They pulled in celebrities, well-known financiers, and retail investors, raised hundreds of billions of dollars in cash, and struck mega deals at an unprecedented pace. But the Spac craze has almost certainly come to an end. Bruised by the terrible performance of companies that went public through these vehicles, angry investors have abandoned the market and a tough regulatory environment.
How it all happened will be a story for the ages. Companies that were valued at tens of billions of dollars are today worth just a fraction of that amount. And some have even filed for bankruptcy. Spacs raised almost $100bn in the first quarter of 2021 alone. But when regulators set their sights on the nascent market, the impact was felt quickly.
Spac listings dropped dramatically, and deals that were once certain to close started to look shaky. Few investors wanted to provide financing. And when time came to close the transaction, most shareholders asked for their money back even companies that opted for the Spac route with very little cash in their coffers. To make matters worse, banks that spent the past two years wooing sponsors and companies are backing off after making hundreds of millions of dollars in fees.

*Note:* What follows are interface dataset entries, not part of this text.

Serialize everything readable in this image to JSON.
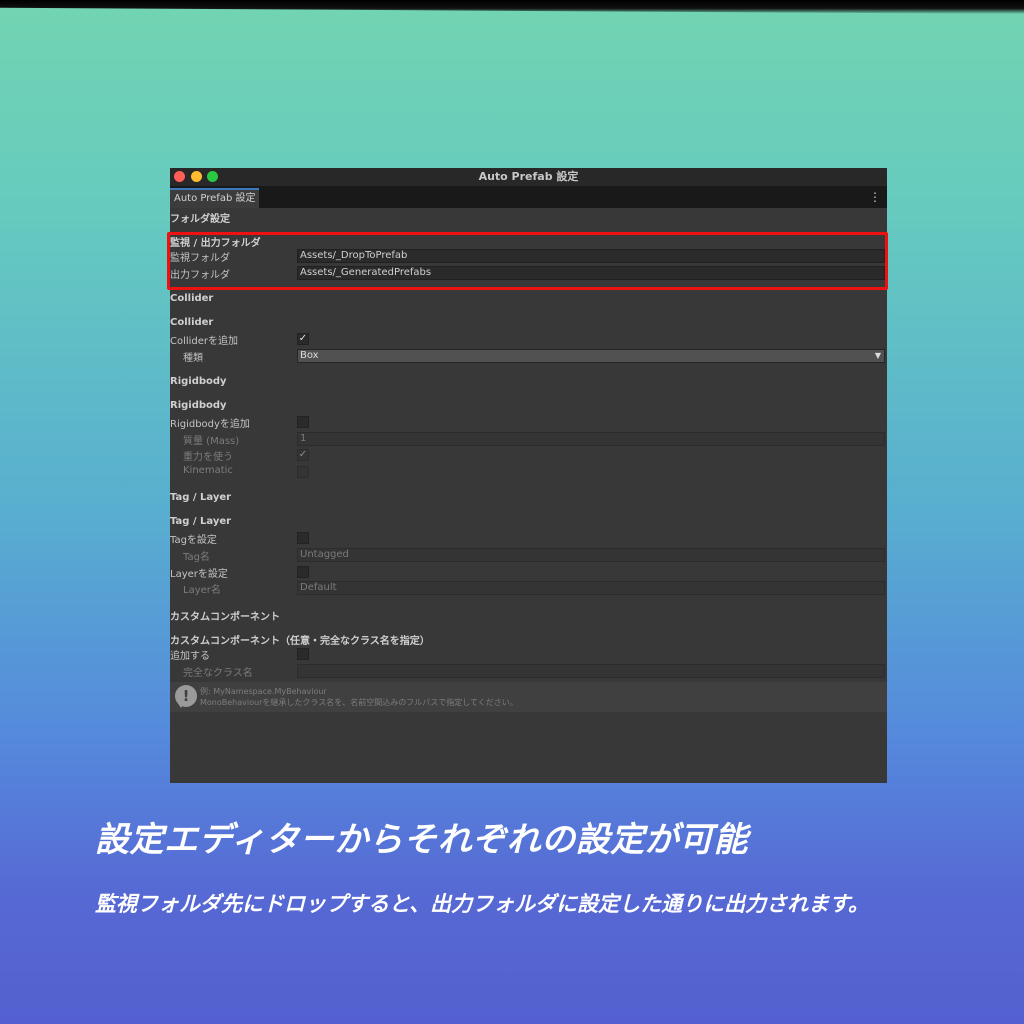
{
  "window": {
    "title": "Auto Prefab 設定",
    "tab_label": "Auto Prefab 設定",
    "menu_glyph": "⋮"
  },
  "folder": {
    "section": "フォルダ設定",
    "group": "監視 / 出力フォルダ",
    "watch_label": "監視フォルダ",
    "watch_value": "Assets/_DropToPrefab",
    "output_label": "出力フォルダ",
    "output_value": "Assets/_GeneratedPrefabs"
  },
  "collider": {
    "section": "Collider",
    "group": "Collider",
    "add_label": "Colliderを追加",
    "add_checked": true,
    "type_label": "種類",
    "type_value": "Box"
  },
  "rigidbody": {
    "section": "Rigidbody",
    "group": "Rigidbody",
    "add_label": "Rigidbodyを追加",
    "add_checked": false,
    "mass_label": "質量 (Mass)",
    "mass_value": "1",
    "gravity_label": "重力を使う",
    "gravity_checked": true,
    "kinematic_label": "Kinematic",
    "kinematic_checked": false
  },
  "tag_layer": {
    "section": "Tag / Layer",
    "group": "Tag / Layer",
    "tag_set_label": "Tagを設定",
    "tag_name_label": "Tag名",
    "tag_name_value": "Untagged",
    "layer_set_label": "Layerを設定",
    "layer_name_label": "Layer名",
    "layer_name_value": "Default"
  },
  "custom": {
    "section": "カスタムコンポーネント",
    "group": "カスタムコンポーネント（任意・完全なクラス名を指定）",
    "add_label": "追加する",
    "class_label": "完全なクラス名",
    "class_value": "",
    "help_line1": "例: MyNamespace.MyBehaviour",
    "help_line2": "MonoBehaviourを継承したクラス名を、名前空間込みのフルパスで指定してください。"
  },
  "glyphs": {
    "check": "✓",
    "caret": "▼",
    "help": "!"
  },
  "captions": {
    "main": "設定エディターからそれぞれの設定が可能",
    "sub": "監視フォルダ先にドロップすると、出力フォルダに設定した通りに出力されます。"
  },
  "colors": {
    "highlight": "#ee1111",
    "window_bg": "#383838",
    "tab_accent": "#3a79bb"
  }
}
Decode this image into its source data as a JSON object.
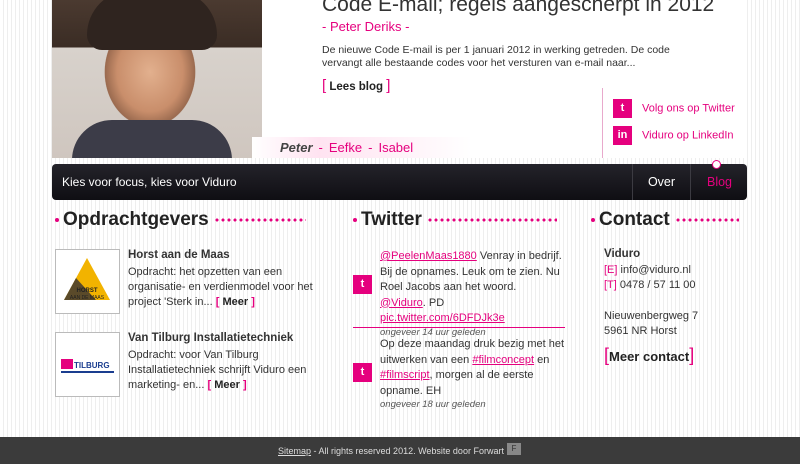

In a final blow to the market, hedge fund billionaire Bill Ackman was forced to liquidate his record breaking $4bn Spac just weeks before a two-year deadline to find a deal approach. His blank cheque company was widely expected to strike the biggest Spac transaction ever. Instead, shareholders are getting their money back.
A similar fate is expected for most Spacs still looking to find targets. Most experts now expect blank cheque companies to go back to where they were prior to the 2020 boom - the dark corners of financial markets.